back to articles

Labour Force Survey Quarter 4 2022

24 February 2023 - 12:25 pm


On February 23rd 2023, the Central Statistics Office (CSO) published the Labour Force Survey (LFS) for the fourth quarter of 2022, which covers the months October to December.

2,574,500 people were employed in this quarter, an increase of 68,500 on Q4 2021, and an historic high for Ireland. The increase in full-time employment accounted for 95% of the increase in employment. For the third quarter in a row over two million people were in full-time employment in Ireland. The employment rate was 73.2%, an increase of 0.2 percentage point over the year. Women accounted for 40.8% of people in full-time employment in Quarter 4 2022, down slightly on the same quarter in 2021, when the figure was 41%.

Part-time employment increased by 0.6% to 554,300. Women accounted for 69% of people in part-time employment. Part-time underemployment decreased by 7% to 102,400 people. In Q4 2022 and 2021, women accounted for 63% of people who described themselves as underemployed.

Over the year the Labour Force rose by 2% or 53,200 to 2,686,500. The labour force consists of people who are in employment plus people who are unemployed. Two factors influence changes in the Labour Force, the demographic effect, which was positive (+72,400); and the participatory effect, which was negative (-19,300).
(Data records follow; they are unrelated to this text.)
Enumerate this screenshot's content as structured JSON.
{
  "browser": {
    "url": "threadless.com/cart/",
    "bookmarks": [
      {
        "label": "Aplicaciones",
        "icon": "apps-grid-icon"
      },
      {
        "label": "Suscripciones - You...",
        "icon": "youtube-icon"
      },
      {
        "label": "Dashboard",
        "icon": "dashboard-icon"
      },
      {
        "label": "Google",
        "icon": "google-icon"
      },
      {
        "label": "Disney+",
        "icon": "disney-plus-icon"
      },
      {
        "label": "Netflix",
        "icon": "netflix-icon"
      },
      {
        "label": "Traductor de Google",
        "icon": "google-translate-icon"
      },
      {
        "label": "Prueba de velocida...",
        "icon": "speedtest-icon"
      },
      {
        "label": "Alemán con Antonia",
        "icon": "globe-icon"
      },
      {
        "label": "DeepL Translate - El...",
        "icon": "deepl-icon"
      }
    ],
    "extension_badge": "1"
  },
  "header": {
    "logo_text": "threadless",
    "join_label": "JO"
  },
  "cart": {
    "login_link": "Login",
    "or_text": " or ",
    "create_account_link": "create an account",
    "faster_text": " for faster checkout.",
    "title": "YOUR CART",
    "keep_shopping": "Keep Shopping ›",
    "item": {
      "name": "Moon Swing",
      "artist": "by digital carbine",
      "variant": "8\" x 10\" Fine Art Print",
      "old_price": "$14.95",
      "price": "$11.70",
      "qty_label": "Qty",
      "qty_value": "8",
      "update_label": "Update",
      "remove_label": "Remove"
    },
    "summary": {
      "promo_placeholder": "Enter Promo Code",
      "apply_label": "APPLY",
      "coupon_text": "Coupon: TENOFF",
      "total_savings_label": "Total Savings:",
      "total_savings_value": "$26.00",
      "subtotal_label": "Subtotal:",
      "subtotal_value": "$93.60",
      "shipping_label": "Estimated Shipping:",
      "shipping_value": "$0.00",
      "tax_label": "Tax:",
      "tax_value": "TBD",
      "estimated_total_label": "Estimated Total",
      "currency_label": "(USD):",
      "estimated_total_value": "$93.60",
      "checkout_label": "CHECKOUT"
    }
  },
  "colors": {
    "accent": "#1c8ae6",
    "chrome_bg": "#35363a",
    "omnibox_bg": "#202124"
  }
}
The participation rate in Q4 2022 was 64.6%, a decrease of 0.5 percentage points on the Q4 2021. The participation rate measures the share of the total population aged 15 years and over who are in the labour force. Over the year the participation rate decreased for women from 60.1% to 59.3%, and for men from 70.3% to 70.1%. The participation rate for people aged 15-24 decreased over the year by 1.9 percentage points to 51.4%. People aged 60-64 saw the biggest increase in their participation rate, going from 59.2% in Q4 2021 to 61.9% in Q4 2022.
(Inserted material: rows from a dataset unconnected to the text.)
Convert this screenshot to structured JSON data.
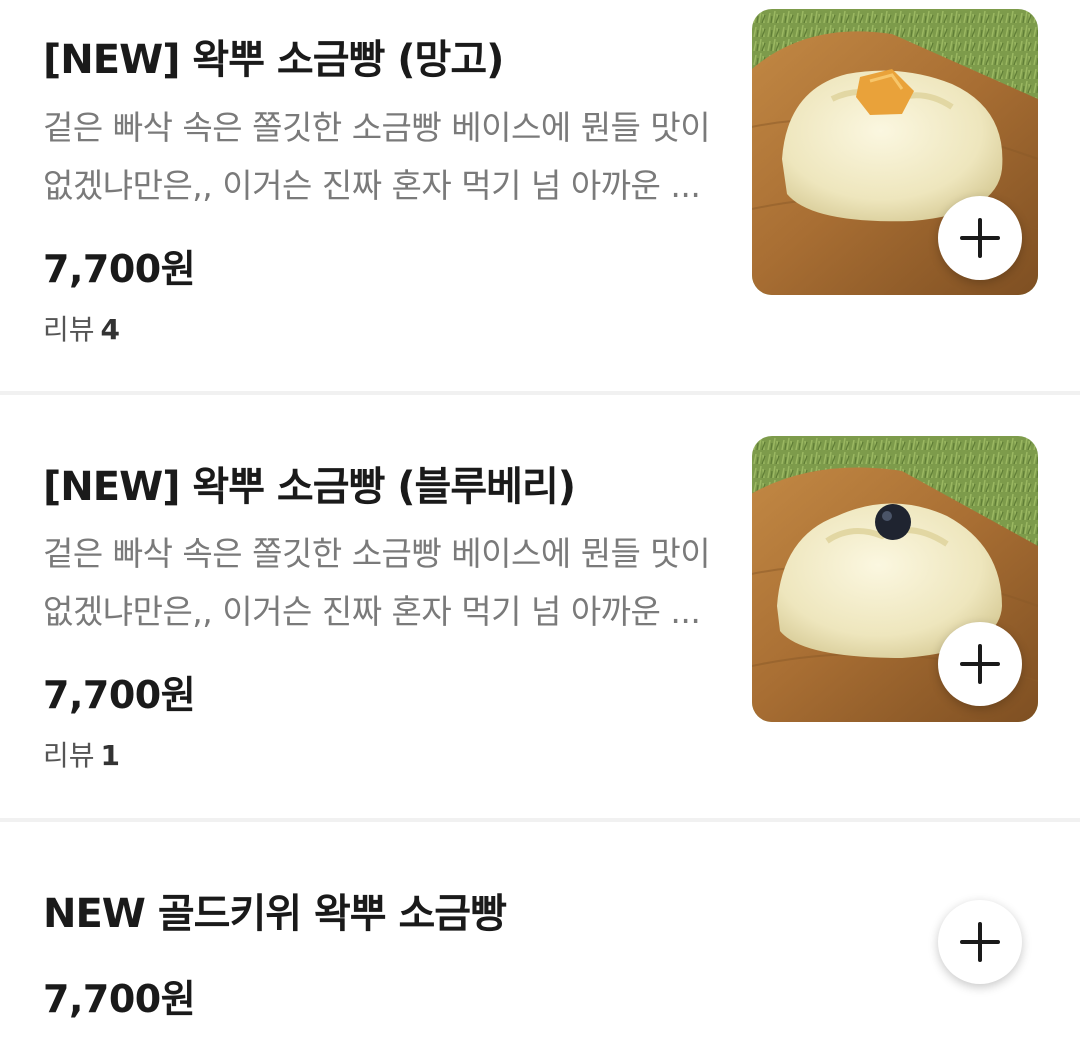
{
  "menu": {
    "items": [
      {
        "title": "[NEW] 왁뿌 소금빵 (망고)",
        "description_line1": "겉은 빠삭 속은 쫄깃한 소금빵 베이스에 뭔들 맛이",
        "description_line2": "없겠냐만은,, 이거슨 진짜 혼자 먹기 넘 아까운 ...",
        "price": "7,700원",
        "review_label": "리뷰",
        "review_count": "4",
        "photo_icon": "bread-mango-photo",
        "topping_color": "#e9a23a"
      },
      {
        "title": "[NEW] 왁뿌 소금빵 (블루베리)",
        "description_line1": "겉은 빠삭 속은 쫄깃한 소금빵 베이스에 뭔들 맛이",
        "description_line2": "없겠냐만은,, 이거슨 진짜 혼자 먹기 넘 아까운 ...",
        "price": "7,700원",
        "review_label": "리뷰",
        "review_count": "1",
        "photo_icon": "bread-blueberry-photo",
        "topping_color": "#1f2430"
      },
      {
        "title": "NEW 골드키위 왁뿌 소금빵",
        "price": "7,700원"
      }
    ],
    "add_icon": "plus-icon"
  },
  "colors": {
    "grass": "#7a9a4a",
    "board": "#b07a3c",
    "bread": "#f2ecc8",
    "text_secondary": "#7a7a7a"
  }
}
In Q4 2022, 112,000 people were unemployed, a decrease of 15,400 people over the year. The unemployment rate was 4.2%, a decrease of 0.7 ppt over the year. The unemployment rate for women was 4.4%, an annual decrease of 0.4 percentage point; while the unemployment rate for men was 4%, an annual decrease of 0.9 ppt. Women accounted for 49% of the unemployed in Q4 2022, an increase of 2.5 percentage points on the same quarter in 2021.

The unemployment rate for young people aged 15-24 years was 9.1%, a decrease of 1.1 percentage points over the year. Looking at the unemployment figures from an age and gender perspective, the unemployment rates for young men, ages 15-24 and 25-34, were higher in Quarter 4 2022 than they were for young women. While the opposite is the case in the age groups 35-44, 45-54, and 55-64.
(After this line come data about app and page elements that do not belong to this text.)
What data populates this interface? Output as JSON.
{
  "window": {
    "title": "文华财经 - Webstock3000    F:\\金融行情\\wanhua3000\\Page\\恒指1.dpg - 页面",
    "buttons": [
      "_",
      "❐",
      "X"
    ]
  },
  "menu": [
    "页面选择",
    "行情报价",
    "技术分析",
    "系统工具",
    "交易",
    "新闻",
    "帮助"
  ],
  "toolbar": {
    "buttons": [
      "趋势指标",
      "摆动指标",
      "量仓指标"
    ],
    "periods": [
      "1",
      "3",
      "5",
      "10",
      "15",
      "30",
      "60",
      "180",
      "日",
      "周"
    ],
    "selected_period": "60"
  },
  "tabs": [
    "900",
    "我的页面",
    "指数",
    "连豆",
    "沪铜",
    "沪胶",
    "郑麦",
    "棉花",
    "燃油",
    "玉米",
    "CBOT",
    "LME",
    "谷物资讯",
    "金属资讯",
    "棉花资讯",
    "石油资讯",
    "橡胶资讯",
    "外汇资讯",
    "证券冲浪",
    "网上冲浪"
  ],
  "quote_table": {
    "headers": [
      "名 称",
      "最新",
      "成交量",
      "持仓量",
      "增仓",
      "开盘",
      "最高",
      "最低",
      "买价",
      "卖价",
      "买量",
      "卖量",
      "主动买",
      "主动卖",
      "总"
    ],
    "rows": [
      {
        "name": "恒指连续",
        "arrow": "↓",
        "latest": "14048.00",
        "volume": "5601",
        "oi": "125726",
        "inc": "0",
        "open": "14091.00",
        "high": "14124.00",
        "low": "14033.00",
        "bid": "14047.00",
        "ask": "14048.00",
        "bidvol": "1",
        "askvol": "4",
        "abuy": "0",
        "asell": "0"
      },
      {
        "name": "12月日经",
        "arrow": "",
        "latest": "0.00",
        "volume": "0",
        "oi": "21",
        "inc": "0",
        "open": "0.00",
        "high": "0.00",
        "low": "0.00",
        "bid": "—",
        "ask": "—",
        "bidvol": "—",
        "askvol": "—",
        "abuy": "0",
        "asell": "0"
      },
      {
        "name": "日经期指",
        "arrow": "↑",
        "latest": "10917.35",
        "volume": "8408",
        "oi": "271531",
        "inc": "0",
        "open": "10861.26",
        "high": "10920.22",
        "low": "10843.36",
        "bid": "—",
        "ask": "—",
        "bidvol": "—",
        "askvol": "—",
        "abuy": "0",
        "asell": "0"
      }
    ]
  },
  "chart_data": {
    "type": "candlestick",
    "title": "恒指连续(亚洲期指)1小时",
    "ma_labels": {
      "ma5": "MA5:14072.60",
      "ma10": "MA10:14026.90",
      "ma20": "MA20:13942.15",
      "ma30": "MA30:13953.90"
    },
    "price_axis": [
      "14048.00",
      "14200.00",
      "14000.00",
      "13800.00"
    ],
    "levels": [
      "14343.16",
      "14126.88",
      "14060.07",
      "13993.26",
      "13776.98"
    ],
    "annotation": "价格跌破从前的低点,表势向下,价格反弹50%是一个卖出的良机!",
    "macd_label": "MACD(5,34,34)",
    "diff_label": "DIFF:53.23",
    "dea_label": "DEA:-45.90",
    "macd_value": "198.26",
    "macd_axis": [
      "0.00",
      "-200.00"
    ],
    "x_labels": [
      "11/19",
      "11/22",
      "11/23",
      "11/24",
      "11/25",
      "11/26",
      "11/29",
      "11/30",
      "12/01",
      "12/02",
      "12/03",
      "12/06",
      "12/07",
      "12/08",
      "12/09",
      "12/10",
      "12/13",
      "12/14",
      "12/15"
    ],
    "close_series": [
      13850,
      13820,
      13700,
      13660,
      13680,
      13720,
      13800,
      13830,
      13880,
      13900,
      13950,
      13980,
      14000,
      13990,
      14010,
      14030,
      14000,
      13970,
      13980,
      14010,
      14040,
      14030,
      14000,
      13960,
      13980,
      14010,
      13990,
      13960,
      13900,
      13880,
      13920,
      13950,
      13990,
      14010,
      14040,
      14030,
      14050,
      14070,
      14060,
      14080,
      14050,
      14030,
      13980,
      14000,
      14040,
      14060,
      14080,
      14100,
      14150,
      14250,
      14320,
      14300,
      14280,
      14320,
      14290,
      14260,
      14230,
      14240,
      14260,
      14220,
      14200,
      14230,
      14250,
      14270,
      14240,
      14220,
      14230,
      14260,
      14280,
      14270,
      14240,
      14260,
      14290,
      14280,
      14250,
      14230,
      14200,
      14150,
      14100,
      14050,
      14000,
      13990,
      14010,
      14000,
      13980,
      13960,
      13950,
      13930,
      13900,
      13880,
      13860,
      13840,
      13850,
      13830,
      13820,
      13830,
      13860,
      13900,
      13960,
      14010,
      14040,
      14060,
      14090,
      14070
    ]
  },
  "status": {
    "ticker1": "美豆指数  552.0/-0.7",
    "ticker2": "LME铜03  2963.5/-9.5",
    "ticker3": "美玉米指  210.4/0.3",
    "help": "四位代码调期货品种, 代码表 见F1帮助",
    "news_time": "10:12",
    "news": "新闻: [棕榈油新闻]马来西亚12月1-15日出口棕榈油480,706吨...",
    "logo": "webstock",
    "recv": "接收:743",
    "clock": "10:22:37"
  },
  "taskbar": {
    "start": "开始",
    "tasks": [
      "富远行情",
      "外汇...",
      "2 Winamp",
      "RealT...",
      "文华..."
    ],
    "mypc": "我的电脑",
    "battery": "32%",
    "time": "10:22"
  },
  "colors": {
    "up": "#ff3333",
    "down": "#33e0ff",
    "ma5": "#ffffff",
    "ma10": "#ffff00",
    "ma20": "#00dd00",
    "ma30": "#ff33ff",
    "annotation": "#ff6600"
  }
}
The number of people deemed long-term unemployed decreased by 22.5% to 34,300 people, while the long-term unemployment rate decreased by 0.4 percentage points to 1.3%. The CSO notes, excluding people whose duration was not stated, that “Just under a third (32.9%) of unemployed persons were in long-term unemployment in Q4 2022 which is down from 36.7% a year earlier”.

The Principal Economic Status (PES) captures data on how people described themselves, for example whether they are at work or unemployed or a student or on home duties. In Q4 2022, 147,100 people described themselves as unemployed, a decrease of 18,800 on Q4 2021.

The Potential Additional Labour Force (PALF) captures people who may not fit into the official definition of unemployment, whereby people have to be actively seeking work for the previous four weeks and available to take up work in the coming two weeks of the survey. In Q4 2022, PALF stood at 59,900, a decrease of 43,600 people over the year.